Calcott Hall first came on to the exploring radar shortly after it was introduced to the Buildings at Risk register by Powys council. There may have been a few who explored it before then, but the influx came in around 2012/2013 – and inevitably made its way in the national newspapers with lashings of “spooky” and “eerie” plastered on over-edited, HDR shots of the “Red Dress Manor”.
Having completely missed the bus on this one we thought it’d be rude not to pop in and have a look whilst in the area. The locals seem pretty jumpy and wary of anyone driving through the village. We only stopped for two minutes and already had people ask us what we were looking for!
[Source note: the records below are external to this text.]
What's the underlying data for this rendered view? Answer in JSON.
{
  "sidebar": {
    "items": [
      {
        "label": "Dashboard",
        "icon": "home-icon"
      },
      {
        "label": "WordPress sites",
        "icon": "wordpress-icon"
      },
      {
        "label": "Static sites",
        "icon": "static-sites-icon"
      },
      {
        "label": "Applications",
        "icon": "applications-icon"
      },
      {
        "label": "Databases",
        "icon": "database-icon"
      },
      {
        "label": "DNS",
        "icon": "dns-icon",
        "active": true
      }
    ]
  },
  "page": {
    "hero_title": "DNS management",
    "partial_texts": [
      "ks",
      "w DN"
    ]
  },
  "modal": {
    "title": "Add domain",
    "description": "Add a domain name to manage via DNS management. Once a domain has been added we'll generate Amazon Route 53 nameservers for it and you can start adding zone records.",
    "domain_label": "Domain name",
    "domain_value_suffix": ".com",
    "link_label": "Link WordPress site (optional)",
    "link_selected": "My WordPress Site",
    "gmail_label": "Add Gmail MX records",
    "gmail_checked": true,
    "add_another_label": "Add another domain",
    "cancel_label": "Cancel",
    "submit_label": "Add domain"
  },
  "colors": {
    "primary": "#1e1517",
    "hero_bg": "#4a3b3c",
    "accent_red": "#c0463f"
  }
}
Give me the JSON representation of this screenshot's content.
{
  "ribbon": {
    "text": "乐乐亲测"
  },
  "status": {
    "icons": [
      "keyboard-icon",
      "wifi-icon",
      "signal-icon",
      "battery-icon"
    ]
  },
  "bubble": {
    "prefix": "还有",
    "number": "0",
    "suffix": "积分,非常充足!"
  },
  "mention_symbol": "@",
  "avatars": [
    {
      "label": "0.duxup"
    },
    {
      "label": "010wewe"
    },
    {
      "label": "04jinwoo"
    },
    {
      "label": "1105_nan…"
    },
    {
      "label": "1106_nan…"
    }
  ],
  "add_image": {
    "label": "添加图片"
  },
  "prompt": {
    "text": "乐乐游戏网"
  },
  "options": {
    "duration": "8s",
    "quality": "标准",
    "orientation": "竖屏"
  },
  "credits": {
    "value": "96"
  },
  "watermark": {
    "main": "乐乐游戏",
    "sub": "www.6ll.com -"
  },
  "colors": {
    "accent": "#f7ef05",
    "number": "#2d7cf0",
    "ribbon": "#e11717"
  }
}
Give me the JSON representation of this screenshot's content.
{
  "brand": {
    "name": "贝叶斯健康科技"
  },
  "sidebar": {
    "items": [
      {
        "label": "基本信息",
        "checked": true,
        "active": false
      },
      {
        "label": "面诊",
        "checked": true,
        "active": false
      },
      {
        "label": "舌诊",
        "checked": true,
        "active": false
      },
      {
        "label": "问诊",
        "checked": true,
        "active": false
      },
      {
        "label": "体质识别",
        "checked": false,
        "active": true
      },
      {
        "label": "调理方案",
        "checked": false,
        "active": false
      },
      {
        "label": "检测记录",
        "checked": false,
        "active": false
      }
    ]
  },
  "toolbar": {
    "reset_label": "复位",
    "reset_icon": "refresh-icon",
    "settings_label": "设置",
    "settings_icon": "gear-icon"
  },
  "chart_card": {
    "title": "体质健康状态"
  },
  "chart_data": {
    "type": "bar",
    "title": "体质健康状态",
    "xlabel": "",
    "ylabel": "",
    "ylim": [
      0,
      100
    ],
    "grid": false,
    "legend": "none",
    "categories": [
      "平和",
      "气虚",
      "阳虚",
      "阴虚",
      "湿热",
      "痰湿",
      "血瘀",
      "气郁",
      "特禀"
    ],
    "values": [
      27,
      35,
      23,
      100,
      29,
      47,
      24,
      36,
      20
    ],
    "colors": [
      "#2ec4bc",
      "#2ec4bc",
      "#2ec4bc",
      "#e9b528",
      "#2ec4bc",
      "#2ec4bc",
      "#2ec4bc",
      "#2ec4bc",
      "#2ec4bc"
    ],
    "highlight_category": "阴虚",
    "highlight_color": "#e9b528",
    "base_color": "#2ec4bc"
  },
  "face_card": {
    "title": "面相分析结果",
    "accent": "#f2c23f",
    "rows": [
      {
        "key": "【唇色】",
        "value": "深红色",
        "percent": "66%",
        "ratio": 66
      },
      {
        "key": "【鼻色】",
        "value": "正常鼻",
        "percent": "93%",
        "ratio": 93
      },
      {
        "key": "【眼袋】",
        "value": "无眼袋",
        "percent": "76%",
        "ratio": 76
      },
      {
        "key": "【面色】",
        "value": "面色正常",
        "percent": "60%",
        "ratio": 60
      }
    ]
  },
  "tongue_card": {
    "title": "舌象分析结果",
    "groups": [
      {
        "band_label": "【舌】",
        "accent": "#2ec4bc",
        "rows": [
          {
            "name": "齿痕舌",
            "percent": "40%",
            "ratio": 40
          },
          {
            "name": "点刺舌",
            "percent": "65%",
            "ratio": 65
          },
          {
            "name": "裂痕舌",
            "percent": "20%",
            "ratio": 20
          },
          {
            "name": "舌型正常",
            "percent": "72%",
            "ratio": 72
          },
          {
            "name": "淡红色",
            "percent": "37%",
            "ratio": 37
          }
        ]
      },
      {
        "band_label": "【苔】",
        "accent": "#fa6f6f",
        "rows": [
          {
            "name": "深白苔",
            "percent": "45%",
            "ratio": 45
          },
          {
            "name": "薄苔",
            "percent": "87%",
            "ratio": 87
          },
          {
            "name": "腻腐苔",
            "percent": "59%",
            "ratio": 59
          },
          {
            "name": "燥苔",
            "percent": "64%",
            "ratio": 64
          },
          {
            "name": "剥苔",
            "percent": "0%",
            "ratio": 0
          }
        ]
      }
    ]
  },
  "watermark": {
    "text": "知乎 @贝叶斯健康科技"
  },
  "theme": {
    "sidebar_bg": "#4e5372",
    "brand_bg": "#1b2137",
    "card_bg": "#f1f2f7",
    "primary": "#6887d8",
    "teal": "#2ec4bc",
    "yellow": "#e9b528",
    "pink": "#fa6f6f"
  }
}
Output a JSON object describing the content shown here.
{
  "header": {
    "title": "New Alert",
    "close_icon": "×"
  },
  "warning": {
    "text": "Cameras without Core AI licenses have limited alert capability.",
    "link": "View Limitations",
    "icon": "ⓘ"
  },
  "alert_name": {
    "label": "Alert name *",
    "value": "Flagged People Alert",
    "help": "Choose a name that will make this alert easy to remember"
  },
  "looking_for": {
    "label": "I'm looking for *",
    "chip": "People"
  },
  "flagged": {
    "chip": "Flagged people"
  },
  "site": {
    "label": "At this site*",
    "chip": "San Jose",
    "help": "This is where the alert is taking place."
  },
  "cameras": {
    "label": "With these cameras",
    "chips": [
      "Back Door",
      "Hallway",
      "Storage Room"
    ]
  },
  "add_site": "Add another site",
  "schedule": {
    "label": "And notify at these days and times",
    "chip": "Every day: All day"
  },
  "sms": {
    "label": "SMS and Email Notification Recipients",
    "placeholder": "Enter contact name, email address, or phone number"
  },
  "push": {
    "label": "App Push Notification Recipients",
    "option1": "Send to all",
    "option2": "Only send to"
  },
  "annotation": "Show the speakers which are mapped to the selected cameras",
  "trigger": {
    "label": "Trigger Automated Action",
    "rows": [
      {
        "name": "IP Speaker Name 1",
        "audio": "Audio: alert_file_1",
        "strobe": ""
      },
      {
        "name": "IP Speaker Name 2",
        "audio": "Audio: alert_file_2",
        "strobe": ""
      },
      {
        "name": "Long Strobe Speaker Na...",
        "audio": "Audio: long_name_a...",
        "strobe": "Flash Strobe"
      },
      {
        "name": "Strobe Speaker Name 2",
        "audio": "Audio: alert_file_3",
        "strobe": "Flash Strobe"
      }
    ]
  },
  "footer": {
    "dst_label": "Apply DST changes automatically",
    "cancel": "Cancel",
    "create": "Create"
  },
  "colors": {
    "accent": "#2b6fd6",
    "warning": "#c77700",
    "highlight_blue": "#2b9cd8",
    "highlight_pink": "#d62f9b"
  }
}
They must get it all the time.
Walking up to Calcott Hall, (grade II listed in 1953) the grandeur of this early 18th century building turns to pity as it looks as though it’s ready to give up and fall down. Built circa 1725, the Georgian-style farmhouse is in a sorry way and you can see why it was put on the buildings at risk register. Every window is broken and frames rotten. Roof tiles are missing and inside many rooms have extremely dangerous floors, and no floor at all in places. But it’s this dereliction that gives Calcott Hall its beauty.
Although almost every room looks like it’s been rearranged to create the perfect photograph, the contents of Calcott Hall are fascinating. A home which was reportedly abandoned in the ’70s after the owner fell ill has personal paperwork and photographs strewn over the floors and worktops. A pantry full of food, all obviously out of date.
As you move to the upper floors, to the bedroom which gave Calcott Hall the codename of “Red Dress Manor”, it no longer sports a red dress – apparently taken a few months ago – a nightie now drapes over the wardrobe next to a bed which still has bedsheets on. Why anyone would want to take the dress is beyond me? Perhaps it was someone annoyed at the code-naming, or perhaps a caretaker who thought it might deter explorers?
Moving down to the basement there’s more interesting items. Some lovely wooden barrels and a few bits of equipment which hint to Calcott Hall’s farming history. After making sure we had explored every room (it’s a bit of a “higgledy-piggledy” layout in there!) we packed up and made our way outside to photograph the exterior – but not before bumping in to another couple of explorers disembarking the tour bus!